■ Work instruction ■
Report every line of the records that includes the word "Workshop".

_ _ _ _ _

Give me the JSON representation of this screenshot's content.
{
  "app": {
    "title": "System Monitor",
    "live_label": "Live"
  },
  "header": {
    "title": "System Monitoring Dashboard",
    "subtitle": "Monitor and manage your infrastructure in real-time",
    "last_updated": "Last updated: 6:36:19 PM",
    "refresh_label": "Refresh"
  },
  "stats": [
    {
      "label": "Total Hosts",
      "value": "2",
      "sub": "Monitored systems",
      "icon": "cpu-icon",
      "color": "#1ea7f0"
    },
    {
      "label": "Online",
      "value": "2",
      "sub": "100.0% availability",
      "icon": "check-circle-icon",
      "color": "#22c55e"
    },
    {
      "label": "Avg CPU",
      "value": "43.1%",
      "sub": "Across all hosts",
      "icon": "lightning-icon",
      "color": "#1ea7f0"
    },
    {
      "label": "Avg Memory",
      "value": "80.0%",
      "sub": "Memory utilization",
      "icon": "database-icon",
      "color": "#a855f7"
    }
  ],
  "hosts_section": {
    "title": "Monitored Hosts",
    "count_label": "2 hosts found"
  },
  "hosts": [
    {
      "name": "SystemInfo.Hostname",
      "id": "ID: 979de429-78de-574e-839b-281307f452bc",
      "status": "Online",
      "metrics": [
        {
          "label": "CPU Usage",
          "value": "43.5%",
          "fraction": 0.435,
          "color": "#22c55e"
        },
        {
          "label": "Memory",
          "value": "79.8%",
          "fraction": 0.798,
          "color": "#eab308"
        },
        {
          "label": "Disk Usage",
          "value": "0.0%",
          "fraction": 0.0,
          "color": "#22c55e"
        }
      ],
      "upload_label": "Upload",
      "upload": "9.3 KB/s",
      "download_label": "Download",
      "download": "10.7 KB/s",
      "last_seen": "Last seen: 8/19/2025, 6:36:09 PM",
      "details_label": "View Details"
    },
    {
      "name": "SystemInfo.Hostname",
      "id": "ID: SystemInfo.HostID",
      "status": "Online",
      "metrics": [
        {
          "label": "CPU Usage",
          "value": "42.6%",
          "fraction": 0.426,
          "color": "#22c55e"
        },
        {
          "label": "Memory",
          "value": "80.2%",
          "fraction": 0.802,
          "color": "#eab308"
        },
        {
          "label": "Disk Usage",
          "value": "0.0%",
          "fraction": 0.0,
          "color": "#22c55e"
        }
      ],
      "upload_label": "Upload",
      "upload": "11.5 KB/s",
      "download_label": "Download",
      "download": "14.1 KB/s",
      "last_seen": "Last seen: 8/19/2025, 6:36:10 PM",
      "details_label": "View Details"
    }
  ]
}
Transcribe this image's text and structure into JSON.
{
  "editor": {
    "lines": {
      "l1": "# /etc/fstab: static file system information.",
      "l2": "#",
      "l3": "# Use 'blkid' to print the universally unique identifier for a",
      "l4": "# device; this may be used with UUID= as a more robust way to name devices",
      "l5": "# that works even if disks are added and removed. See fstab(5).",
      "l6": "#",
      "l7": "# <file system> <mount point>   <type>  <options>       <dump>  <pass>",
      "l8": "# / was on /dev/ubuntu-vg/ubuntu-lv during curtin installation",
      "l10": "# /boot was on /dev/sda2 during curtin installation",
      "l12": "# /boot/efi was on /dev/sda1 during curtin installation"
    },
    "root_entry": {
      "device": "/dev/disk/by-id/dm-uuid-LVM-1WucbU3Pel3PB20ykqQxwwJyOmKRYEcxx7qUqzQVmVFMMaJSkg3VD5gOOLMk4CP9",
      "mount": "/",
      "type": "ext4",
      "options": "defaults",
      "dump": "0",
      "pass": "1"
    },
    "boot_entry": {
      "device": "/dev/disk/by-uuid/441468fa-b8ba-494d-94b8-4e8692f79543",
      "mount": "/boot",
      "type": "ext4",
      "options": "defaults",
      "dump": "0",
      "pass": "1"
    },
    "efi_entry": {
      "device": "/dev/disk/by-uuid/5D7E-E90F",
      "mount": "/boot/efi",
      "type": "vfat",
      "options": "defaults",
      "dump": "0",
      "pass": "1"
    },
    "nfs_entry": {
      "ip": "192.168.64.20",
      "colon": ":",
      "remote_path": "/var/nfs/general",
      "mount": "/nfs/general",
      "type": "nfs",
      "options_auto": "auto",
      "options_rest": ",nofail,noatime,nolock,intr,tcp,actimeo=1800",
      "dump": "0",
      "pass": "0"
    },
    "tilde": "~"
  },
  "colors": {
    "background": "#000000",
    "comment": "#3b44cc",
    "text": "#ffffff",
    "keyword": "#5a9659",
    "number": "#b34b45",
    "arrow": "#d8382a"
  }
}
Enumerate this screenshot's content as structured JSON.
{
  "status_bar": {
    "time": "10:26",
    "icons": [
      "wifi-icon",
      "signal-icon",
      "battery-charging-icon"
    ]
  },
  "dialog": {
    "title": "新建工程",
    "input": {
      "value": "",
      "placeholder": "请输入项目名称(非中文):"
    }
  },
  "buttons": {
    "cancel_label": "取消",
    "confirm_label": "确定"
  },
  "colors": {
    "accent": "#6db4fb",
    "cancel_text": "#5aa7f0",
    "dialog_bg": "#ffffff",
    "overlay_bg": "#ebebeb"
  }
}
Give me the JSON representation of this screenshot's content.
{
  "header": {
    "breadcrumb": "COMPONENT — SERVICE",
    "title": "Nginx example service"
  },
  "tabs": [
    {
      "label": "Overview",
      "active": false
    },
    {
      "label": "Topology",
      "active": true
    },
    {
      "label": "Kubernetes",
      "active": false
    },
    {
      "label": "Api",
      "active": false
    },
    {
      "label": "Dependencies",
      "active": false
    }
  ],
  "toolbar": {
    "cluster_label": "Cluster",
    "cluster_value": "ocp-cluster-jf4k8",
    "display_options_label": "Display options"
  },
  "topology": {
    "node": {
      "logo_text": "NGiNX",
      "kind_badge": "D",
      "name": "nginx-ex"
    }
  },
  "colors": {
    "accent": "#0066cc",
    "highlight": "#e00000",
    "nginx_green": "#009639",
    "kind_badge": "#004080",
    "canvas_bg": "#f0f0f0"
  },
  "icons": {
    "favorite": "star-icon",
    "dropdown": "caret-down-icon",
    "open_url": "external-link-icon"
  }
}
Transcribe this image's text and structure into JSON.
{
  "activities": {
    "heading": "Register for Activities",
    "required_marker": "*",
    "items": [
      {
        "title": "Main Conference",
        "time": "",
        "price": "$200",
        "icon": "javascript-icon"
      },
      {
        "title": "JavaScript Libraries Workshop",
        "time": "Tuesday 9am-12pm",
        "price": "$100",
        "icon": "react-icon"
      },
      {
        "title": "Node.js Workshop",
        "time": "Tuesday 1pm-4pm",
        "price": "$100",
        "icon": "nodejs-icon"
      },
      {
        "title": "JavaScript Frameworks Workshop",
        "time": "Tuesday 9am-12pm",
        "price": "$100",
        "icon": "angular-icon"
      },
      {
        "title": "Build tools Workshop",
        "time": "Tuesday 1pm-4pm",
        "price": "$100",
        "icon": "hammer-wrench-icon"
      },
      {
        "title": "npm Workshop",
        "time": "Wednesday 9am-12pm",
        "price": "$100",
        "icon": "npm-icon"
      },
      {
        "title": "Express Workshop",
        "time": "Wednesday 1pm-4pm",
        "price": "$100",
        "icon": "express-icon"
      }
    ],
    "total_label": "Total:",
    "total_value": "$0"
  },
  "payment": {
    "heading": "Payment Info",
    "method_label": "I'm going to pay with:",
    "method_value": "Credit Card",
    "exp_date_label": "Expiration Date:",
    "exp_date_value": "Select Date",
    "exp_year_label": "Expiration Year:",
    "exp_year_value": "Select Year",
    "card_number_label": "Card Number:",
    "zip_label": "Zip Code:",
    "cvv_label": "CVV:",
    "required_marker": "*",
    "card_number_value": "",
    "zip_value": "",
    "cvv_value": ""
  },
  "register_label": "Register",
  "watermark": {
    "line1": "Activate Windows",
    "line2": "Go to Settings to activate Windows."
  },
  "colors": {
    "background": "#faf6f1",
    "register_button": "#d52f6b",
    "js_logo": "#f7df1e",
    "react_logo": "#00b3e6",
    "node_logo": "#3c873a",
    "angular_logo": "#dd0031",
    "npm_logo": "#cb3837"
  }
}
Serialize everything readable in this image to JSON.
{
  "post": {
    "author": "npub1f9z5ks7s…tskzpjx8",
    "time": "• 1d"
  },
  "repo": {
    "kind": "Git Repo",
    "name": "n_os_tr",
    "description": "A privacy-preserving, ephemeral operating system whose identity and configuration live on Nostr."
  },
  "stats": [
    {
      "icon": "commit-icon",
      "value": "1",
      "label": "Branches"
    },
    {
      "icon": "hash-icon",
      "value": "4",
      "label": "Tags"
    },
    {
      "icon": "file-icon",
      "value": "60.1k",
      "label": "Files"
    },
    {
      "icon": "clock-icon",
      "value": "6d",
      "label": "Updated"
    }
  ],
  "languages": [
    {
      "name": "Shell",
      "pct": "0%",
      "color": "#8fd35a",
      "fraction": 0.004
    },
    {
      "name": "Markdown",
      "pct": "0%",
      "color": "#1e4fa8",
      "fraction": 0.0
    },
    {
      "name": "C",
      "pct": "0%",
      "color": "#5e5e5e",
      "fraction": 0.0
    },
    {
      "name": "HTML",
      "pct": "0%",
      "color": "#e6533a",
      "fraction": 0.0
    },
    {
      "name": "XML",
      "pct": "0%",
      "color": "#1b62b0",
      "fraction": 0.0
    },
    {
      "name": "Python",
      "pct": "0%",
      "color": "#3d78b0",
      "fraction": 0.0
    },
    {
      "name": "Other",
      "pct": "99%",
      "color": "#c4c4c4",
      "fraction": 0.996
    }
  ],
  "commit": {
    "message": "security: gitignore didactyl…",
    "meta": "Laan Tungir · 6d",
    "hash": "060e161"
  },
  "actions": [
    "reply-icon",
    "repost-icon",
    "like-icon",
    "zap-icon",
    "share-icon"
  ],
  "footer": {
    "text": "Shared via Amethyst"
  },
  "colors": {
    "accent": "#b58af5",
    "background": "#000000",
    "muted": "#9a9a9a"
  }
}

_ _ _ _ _

■ The answer ■
        "title": "JavaScript Libraries Workshop",
        "title": "Node.js Workshop",
        "title": "JavaScript Frameworks Workshop",
        "title": "Build tools Workshop",
        "title": "npm Workshop",
        "title": "Express Workshop",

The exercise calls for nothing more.